The Wallabies had kicked away possession over the previous Test and been soundly beaten, and McLaughlin knew that the Australians only hope was to take on the Springboks in the true spirit of Australian rugby – running the ball.

“I’m sick of this ball straight to the 5/8 and kicking for touch” said McLaughlin. “Australian teams have always been known for running the ball, and that’s what we’ll do from now on”.

History shows that the underrated Wallabies, went on to become the first team to win consecutive Tests against the Springboks in South Africa since 1896 – a feat that the All Blacks didn’t manage until Sean Fitzpatrick’s 1996 tourists.

McLaughlin’s plea to his ’63 side could equally apply to the current Wallabies as they head into the World Cup in 2007, particularly in the 6, 7 and 8 conundrum.

The 1963 Wallabies eventually found a large piece of their winning puzzle in their backrow, which had morphed from a big heavy trio in 1962 (featuring Peter Crittle and Rob Heming, both eventually outstanding second rowers for Australia) to a light, fast and athletic model in 1963, featuring the mercurial Greg Davis, the aggressive and physical Jules Guerassimoff and an athletic runner with great ball skills at 8, in Dr John O’Gorman.

The balance of the backrow was important.

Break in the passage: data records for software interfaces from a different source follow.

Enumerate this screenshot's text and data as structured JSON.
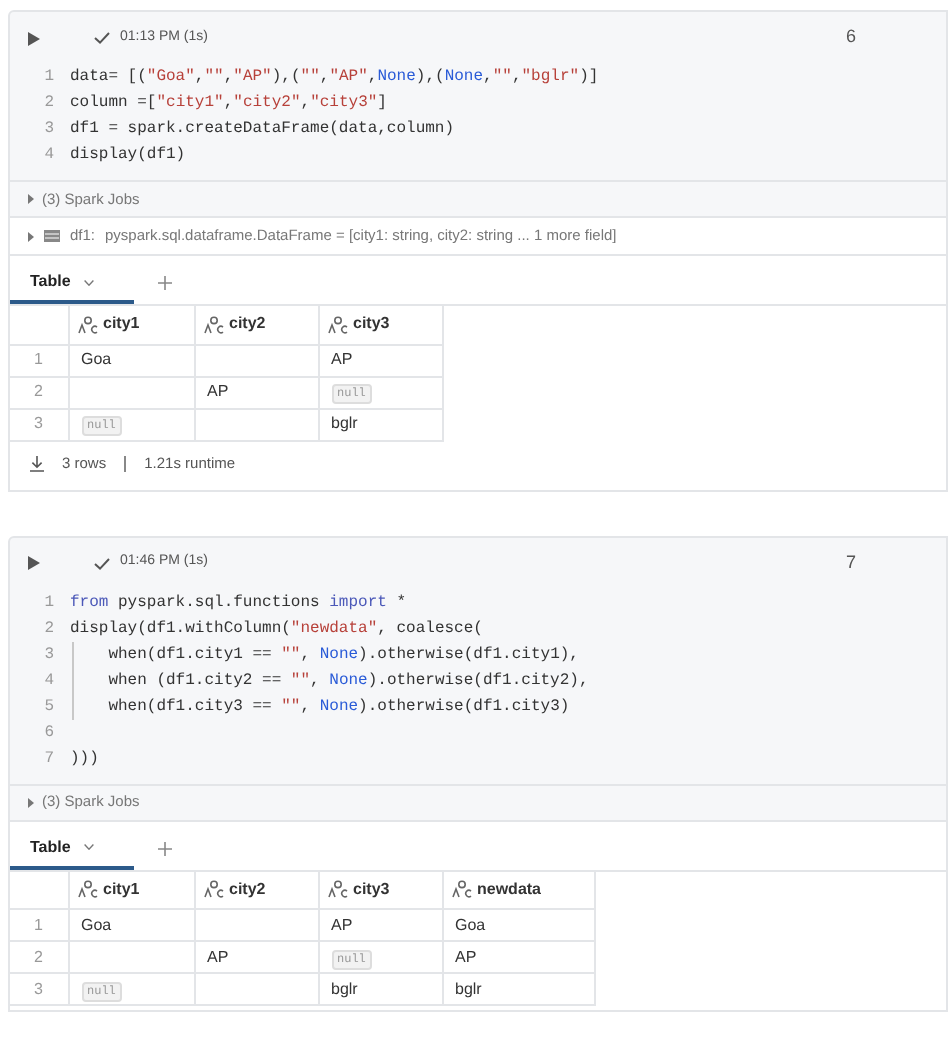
{
  "cells": [
    {
      "status": "01:13 PM (1s)",
      "number": "6",
      "code": [
        {
          "number": "1",
          "guide": false,
          "tokens": [
            {
              "kind": "plain",
              "text": "data= [("
            },
            {
              "kind": "str",
              "text": "\"Goa\""
            },
            {
              "kind": "plain",
              "text": ","
            },
            {
              "kind": "str",
              "text": "\"\""
            },
            {
              "kind": "plain",
              "text": ","
            },
            {
              "kind": "str",
              "text": "\"AP\""
            },
            {
              "kind": "plain",
              "text": "),("
            },
            {
              "kind": "str",
              "text": "\"\""
            },
            {
              "kind": "plain",
              "text": ","
            },
            {
              "kind": "str",
              "text": "\"AP\""
            },
            {
              "kind": "plain",
              "text": ","
            },
            {
              "kind": "kw",
              "text": "None"
            },
            {
              "kind": "plain",
              "text": "),("
            },
            {
              "kind": "kw",
              "text": "None"
            },
            {
              "kind": "plain",
              "text": ","
            },
            {
              "kind": "str",
              "text": "\"\""
            },
            {
              "kind": "plain",
              "text": ","
            },
            {
              "kind": "str",
              "text": "\"bglr\""
            },
            {
              "kind": "plain",
              "text": ")]"
            }
          ]
        },
        {
          "number": "2",
          "guide": false,
          "tokens": [
            {
              "kind": "plain",
              "text": "column =["
            },
            {
              "kind": "str",
              "text": "\"city1\""
            },
            {
              "kind": "plain",
              "text": ","
            },
            {
              "kind": "str",
              "text": "\"city2\""
            },
            {
              "kind": "plain",
              "text": ","
            },
            {
              "kind": "str",
              "text": "\"city3\""
            },
            {
              "kind": "plain",
              "text": "]"
            }
          ]
        },
        {
          "number": "3",
          "guide": false,
          "tokens": [
            {
              "kind": "plain",
              "text": "df1 = spark.createDataFrame(data,column)"
            }
          ]
        },
        {
          "number": "4",
          "guide": false,
          "tokens": [
            {
              "kind": "plain",
              "text": "display(df1)"
            }
          ]
        }
      ],
      "spark_jobs": "(3) Spark Jobs",
      "schema": {
        "name": "df1:",
        "type": "pyspark.sql.dataframe.DataFrame = [city1: string, city2: string ... 1 more field]"
      },
      "tabs": [
        {
          "label": "Table",
          "selected": true
        }
      ],
      "table": {
        "columns": [
          "city1",
          "city2",
          "city3"
        ],
        "rows": [
          {
            "index": "1",
            "cells": [
              {
                "kind": "text",
                "text": "Goa"
              },
              {
                "kind": "empty"
              },
              {
                "kind": "text",
                "text": "AP"
              }
            ]
          },
          {
            "index": "2",
            "cells": [
              {
                "kind": "empty"
              },
              {
                "kind": "text",
                "text": "AP"
              },
              {
                "kind": "null",
                "text": "null"
              }
            ]
          },
          {
            "index": "3",
            "cells": [
              {
                "kind": "null",
                "text": "null"
              },
              {
                "kind": "empty"
              },
              {
                "kind": "text",
                "text": "bglr"
              }
            ]
          }
        ]
      },
      "footer": {
        "rows": "3 rows",
        "runtime": "1.21s runtime"
      }
    },
    {
      "status": "01:46 PM (1s)",
      "number": "7",
      "code": [
        {
          "number": "1",
          "guide": false,
          "tokens": [
            {
              "kind": "imp",
              "text": "from"
            },
            {
              "kind": "plain",
              "text": " pyspark.sql.functions "
            },
            {
              "kind": "imp",
              "text": "import"
            },
            {
              "kind": "plain",
              "text": " *"
            }
          ]
        },
        {
          "number": "2",
          "guide": false,
          "tokens": [
            {
              "kind": "plain",
              "text": "display(df1.withColumn("
            },
            {
              "kind": "str",
              "text": "\"newdata\""
            },
            {
              "kind": "plain",
              "text": ", coalesce("
            }
          ]
        },
        {
          "number": "3",
          "guide": true,
          "tokens": [
            {
              "kind": "plain",
              "text": "    when(df1.city1 == "
            },
            {
              "kind": "str",
              "text": "\"\""
            },
            {
              "kind": "plain",
              "text": ", "
            },
            {
              "kind": "kw",
              "text": "None"
            },
            {
              "kind": "plain",
              "text": ").otherwise(df1.city1),"
            }
          ]
        },
        {
          "number": "4",
          "guide": true,
          "tokens": [
            {
              "kind": "plain",
              "text": "    when (df1.city2 == "
            },
            {
              "kind": "str",
              "text": "\"\""
            },
            {
              "kind": "plain",
              "text": ", "
            },
            {
              "kind": "kw",
              "text": "None"
            },
            {
              "kind": "plain",
              "text": ").otherwise(df1.city2),"
            }
          ]
        },
        {
          "number": "5",
          "guide": true,
          "tokens": [
            {
              "kind": "plain",
              "text": "    when(df1.city3 == "
            },
            {
              "kind": "str",
              "text": "\"\""
            },
            {
              "kind": "plain",
              "text": ", "
            },
            {
              "kind": "kw",
              "text": "None"
            },
            {
              "kind": "plain",
              "text": ").otherwise(df1.city3)"
            }
          ]
        },
        {
          "number": "6",
          "guide": false
        },
        {
          "number": "7",
          "guide": false,
          "tokens": [
            {
              "kind": "plain",
              "text": ")))"
            }
          ]
        }
      ],
      "spark_jobs": "(3) Spark Jobs",
      "tabs": [
        {
          "label": "Table",
          "selected": true
        }
      ],
      "table": {
        "columns": [
          "city1",
          "city2",
          "city3",
          "newdata"
        ],
        "rows": [
          {
            "index": "1",
            "cells": [
              {
                "kind": "text",
                "text": "Goa"
              },
              {
                "kind": "empty"
              },
              {
                "kind": "text",
                "text": "AP"
              },
              {
                "kind": "text",
                "text": "Goa"
              }
            ]
          },
          {
            "index": "2",
            "cells": [
              {
                "kind": "empty"
              },
              {
                "kind": "text",
                "text": "AP"
              },
              {
                "kind": "null",
                "text": "null"
              },
              {
                "kind": "text",
                "text": "AP"
              }
            ]
          },
          {
            "index": "3",
            "cells": [
              {
                "kind": "null",
                "text": "null"
              },
              {
                "kind": "empty"
              },
              {
                "kind": "text",
                "text": "bglr"
              },
              {
                "kind": "text",
                "text": "bglr"
              }
            ]
          }
        ]
      }
    }
  ]
}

Greg Davis was a flanker in the Smith/Waugh mould – an inexhaustible chaser and fetcher who was always there and who made life miserable for opposing backs. His crony Jules Guerassimoff was the firebrand. “Big Julie” was a crash tackler and clean out merchant extrordinaire, who often hammered opposing backs out of the game.

Had selectors continued to use Heming at no. 8 as they had done the previous year though, the backrow would have taken on a heavier, tighter appearance, and although more dominant in the lineout, would have lacked the ability to link effectively with Catchpole and Hawthorne in the backs.


The same is true of the Wallabies in 2007. Smith/Waugh and Elsom are ideally balanced as the fetcher and intimidator pairing, and so the no. 8 becomes the crucial piece of the puzzle. This is where Wycliffe Palu becomes a liability. Heavy though he may be, the Palu athleticism is not in the same class as Stephen Hoiles, and his workrate is less. The other alternative, David Lyons, has been true servant of the Wallabies, but his play is predictable and his offload is non-existent.

Hoiles and O’Gorman have much in common. Light and fast, with excellent hands, they both have the athleticism of backs, indeed O’Gorman played in the backs until his final year at St Josephs where he immediately played GPS firsts when switched to no. 8.

Both have the ability to create a viable extra man in the backline, with the necessary skills to continue a movement, and also the necessary speed to make the most of a break when it appears.

It could have been argued that against the massive Springbok pack in 1963, that the Wallabies needed as much muscle as they could muster. In fact the opposite was true – they needed as much speedy support for their brilliant backs as they could find.

Against dominant forward packs in 2007, the Wallabies may also learn the same lesson, that in the case of a balanced backrow in front of a brilliant backline – less is more.